**REQUIREMENT:** Produce the tally of lines in the material below that hold "headline", without anything else.

----------------------------------------

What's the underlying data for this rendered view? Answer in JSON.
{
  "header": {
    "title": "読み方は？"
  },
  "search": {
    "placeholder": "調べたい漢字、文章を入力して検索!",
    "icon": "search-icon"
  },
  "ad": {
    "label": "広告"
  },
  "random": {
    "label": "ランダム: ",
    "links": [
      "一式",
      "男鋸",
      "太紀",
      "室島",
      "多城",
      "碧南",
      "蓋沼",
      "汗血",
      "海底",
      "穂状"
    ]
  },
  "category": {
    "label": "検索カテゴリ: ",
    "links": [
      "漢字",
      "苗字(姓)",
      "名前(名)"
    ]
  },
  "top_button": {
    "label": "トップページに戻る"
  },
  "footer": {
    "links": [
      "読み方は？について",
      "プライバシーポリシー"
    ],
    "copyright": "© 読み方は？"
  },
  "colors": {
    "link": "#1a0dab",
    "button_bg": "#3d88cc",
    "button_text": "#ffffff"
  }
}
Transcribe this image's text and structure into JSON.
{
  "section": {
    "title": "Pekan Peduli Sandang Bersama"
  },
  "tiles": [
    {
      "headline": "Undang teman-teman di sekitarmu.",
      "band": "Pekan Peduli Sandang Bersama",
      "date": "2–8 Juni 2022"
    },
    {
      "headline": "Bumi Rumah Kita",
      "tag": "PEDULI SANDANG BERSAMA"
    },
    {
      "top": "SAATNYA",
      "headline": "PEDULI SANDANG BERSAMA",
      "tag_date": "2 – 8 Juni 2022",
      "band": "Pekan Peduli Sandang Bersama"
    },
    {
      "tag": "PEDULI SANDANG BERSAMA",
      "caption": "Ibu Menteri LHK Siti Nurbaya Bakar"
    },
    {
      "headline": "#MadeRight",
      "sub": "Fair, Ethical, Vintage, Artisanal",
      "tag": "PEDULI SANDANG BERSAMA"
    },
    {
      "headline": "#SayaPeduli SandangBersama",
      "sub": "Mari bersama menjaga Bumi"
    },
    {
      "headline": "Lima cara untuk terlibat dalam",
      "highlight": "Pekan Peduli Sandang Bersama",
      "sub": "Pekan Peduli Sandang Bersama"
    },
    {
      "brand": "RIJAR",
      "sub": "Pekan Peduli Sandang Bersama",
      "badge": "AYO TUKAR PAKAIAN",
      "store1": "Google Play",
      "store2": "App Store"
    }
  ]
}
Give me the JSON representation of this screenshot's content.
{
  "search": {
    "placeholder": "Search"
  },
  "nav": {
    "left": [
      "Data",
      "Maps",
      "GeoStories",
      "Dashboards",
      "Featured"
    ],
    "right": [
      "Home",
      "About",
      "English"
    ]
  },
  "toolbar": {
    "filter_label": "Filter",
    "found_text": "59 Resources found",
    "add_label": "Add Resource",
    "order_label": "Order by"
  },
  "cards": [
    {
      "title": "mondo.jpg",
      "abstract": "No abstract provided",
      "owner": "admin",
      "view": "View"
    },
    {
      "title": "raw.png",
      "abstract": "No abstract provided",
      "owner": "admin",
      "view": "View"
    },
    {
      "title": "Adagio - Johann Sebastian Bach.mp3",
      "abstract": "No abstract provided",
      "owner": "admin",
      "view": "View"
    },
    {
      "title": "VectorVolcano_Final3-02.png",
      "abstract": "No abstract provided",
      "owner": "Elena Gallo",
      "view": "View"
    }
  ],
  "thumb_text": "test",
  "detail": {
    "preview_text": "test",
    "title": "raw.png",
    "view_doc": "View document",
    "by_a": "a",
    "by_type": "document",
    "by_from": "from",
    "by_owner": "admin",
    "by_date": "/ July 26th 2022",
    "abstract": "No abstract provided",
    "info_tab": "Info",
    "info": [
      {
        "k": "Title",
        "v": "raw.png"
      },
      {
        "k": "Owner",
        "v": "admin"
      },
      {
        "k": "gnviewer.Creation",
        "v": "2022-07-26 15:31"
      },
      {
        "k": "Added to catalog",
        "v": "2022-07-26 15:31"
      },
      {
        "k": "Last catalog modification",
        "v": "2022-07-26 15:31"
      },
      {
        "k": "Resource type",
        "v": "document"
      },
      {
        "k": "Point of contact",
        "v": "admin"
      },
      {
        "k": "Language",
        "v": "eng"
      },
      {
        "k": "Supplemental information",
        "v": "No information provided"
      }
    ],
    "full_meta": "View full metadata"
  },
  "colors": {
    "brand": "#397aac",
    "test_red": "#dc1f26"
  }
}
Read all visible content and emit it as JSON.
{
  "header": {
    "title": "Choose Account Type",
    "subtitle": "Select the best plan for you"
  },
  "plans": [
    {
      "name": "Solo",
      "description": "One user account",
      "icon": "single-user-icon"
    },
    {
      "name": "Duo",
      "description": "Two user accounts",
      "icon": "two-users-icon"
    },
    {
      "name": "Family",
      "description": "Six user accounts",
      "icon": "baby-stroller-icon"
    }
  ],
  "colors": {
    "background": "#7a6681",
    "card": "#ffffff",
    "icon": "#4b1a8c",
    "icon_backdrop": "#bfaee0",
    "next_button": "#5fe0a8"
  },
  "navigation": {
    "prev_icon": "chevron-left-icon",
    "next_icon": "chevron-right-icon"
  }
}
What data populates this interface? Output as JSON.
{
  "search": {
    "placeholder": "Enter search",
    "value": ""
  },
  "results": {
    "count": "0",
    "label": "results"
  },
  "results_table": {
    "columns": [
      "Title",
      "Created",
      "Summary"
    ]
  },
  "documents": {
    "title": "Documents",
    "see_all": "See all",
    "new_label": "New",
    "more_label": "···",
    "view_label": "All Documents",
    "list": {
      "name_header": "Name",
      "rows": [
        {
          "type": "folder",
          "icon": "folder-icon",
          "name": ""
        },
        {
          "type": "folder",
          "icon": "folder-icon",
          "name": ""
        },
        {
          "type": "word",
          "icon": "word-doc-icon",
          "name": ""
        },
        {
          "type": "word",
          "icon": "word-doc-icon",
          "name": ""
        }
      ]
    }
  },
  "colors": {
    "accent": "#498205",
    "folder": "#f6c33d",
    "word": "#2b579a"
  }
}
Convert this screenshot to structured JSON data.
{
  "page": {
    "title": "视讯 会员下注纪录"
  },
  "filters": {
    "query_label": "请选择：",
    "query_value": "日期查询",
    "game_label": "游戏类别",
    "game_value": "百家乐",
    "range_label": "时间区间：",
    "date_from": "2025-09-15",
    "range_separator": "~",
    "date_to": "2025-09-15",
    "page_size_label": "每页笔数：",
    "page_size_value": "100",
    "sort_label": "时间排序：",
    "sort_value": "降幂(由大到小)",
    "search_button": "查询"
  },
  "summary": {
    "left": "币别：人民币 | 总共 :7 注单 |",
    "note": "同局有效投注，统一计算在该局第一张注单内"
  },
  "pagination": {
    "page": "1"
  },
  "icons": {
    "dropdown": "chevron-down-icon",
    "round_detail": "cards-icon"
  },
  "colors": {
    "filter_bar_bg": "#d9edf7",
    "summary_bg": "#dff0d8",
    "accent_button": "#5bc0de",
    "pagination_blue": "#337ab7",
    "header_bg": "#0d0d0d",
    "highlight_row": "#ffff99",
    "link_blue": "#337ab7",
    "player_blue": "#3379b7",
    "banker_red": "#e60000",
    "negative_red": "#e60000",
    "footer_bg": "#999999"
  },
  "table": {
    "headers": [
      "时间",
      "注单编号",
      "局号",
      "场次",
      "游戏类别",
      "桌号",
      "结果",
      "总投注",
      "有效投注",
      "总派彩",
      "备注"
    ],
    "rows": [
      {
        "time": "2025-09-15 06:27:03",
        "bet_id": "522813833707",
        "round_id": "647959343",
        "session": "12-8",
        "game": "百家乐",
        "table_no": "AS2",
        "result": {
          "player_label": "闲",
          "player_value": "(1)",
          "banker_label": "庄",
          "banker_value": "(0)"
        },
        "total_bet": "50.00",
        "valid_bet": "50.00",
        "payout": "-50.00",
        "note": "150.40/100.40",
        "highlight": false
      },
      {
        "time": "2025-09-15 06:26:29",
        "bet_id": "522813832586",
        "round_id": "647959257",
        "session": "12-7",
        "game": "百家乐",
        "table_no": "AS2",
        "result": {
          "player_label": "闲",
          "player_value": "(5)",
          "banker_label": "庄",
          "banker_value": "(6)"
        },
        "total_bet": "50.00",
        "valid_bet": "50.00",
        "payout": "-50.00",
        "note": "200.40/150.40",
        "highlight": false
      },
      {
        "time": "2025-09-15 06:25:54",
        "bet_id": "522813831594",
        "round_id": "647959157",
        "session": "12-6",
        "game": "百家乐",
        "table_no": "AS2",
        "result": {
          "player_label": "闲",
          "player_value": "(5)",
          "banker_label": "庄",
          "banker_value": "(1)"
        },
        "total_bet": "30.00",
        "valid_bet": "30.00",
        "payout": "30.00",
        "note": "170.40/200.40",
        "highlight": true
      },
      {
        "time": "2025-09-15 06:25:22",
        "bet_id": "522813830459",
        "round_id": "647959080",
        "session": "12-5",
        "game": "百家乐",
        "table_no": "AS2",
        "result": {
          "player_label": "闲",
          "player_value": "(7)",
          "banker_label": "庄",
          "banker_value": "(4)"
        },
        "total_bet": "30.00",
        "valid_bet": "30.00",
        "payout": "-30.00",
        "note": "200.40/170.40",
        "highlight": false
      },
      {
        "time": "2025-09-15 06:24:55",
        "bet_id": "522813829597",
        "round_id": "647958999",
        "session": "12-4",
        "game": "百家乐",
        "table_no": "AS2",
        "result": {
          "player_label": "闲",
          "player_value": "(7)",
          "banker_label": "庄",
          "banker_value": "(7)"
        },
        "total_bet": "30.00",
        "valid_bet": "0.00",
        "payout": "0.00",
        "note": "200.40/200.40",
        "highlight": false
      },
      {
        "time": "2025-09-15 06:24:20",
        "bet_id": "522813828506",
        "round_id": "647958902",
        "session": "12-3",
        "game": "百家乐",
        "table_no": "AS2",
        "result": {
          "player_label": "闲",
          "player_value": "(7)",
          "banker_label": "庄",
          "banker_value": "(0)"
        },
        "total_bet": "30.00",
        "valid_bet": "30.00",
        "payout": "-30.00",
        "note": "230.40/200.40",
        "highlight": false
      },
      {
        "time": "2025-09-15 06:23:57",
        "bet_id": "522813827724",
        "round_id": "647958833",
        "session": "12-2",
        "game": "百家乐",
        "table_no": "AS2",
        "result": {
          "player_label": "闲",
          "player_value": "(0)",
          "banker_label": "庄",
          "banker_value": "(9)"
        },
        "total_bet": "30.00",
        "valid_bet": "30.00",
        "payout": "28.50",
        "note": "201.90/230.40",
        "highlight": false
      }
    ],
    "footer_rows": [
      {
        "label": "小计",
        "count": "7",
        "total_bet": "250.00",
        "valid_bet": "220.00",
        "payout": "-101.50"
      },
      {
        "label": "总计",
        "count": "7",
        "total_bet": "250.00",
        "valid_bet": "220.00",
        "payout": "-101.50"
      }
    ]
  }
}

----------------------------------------

**RESPONSE TO THE EXERCISE:** 6